(Extracted information begins)

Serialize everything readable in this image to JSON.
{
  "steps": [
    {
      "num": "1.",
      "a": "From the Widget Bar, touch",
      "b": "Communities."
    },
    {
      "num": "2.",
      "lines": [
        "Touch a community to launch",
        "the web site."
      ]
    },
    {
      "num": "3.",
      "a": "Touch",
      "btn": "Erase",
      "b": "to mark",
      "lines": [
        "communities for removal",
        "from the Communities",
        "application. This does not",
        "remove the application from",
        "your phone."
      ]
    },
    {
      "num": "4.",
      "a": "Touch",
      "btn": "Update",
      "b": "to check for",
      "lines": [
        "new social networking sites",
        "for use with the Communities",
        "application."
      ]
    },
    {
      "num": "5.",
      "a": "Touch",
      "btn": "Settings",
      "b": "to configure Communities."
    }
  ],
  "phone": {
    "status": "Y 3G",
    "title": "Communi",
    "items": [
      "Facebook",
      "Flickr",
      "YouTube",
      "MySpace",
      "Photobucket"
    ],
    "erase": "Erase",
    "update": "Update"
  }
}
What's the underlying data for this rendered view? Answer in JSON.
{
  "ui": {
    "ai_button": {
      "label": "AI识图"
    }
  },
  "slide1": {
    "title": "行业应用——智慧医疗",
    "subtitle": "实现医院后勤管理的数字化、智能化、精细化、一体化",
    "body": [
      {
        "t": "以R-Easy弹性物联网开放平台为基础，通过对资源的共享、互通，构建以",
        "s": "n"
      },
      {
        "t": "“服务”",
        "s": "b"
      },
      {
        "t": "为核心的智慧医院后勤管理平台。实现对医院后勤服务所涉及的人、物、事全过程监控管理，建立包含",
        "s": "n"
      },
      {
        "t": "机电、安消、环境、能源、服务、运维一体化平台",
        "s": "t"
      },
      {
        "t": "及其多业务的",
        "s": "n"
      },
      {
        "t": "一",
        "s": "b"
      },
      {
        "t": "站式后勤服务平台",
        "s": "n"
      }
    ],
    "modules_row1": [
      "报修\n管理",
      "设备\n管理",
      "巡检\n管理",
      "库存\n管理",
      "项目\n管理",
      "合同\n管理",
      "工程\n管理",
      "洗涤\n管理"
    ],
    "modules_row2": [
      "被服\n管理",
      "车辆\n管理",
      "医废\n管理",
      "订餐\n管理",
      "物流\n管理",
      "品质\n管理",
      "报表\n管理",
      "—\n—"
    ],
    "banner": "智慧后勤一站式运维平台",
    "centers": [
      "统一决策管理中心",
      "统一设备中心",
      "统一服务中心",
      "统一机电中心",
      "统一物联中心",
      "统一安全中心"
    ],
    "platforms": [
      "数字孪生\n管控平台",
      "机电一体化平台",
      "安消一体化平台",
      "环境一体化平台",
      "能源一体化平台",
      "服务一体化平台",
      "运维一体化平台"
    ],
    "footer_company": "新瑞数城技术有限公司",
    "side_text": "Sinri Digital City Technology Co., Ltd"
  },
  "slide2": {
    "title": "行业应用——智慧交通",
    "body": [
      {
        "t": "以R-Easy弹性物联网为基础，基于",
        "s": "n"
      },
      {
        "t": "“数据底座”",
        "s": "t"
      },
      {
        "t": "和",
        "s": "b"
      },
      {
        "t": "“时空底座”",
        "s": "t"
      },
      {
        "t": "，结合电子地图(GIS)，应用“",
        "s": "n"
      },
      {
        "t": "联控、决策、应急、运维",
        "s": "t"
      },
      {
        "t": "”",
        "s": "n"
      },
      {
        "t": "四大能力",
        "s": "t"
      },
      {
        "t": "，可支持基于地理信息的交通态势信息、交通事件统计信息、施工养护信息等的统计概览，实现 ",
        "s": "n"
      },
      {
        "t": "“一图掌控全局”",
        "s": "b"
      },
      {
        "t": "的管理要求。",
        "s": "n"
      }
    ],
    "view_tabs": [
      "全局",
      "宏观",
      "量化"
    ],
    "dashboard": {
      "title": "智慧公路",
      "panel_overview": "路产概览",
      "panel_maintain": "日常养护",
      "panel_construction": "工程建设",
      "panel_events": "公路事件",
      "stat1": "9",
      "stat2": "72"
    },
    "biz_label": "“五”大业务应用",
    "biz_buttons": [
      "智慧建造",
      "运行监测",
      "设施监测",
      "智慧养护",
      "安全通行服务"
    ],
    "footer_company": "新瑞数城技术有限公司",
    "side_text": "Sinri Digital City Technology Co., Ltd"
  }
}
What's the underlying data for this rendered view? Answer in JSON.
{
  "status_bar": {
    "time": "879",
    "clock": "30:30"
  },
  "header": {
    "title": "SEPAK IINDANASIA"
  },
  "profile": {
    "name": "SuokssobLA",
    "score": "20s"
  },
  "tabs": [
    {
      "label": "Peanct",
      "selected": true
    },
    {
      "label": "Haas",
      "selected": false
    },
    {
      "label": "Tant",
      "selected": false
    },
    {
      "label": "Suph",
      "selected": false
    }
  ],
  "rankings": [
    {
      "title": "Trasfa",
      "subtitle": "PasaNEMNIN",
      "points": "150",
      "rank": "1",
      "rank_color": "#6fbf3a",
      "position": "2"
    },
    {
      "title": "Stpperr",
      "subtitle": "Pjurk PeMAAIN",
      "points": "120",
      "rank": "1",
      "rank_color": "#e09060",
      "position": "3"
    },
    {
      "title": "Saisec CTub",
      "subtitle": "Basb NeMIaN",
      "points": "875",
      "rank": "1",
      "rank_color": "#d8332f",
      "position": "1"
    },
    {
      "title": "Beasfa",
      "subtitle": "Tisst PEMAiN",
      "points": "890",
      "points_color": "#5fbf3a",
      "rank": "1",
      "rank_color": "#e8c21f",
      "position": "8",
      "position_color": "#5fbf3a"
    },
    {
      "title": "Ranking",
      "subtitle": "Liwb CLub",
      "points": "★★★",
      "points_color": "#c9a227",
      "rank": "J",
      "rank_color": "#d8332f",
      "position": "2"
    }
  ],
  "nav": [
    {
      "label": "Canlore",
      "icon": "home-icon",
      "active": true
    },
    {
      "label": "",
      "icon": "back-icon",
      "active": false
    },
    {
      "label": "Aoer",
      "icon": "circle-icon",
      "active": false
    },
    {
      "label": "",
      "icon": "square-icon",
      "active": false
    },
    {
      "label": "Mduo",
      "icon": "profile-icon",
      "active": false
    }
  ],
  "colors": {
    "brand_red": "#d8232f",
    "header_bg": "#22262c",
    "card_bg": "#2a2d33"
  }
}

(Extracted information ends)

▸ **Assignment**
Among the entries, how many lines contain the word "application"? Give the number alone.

▸ **Problem solution**
3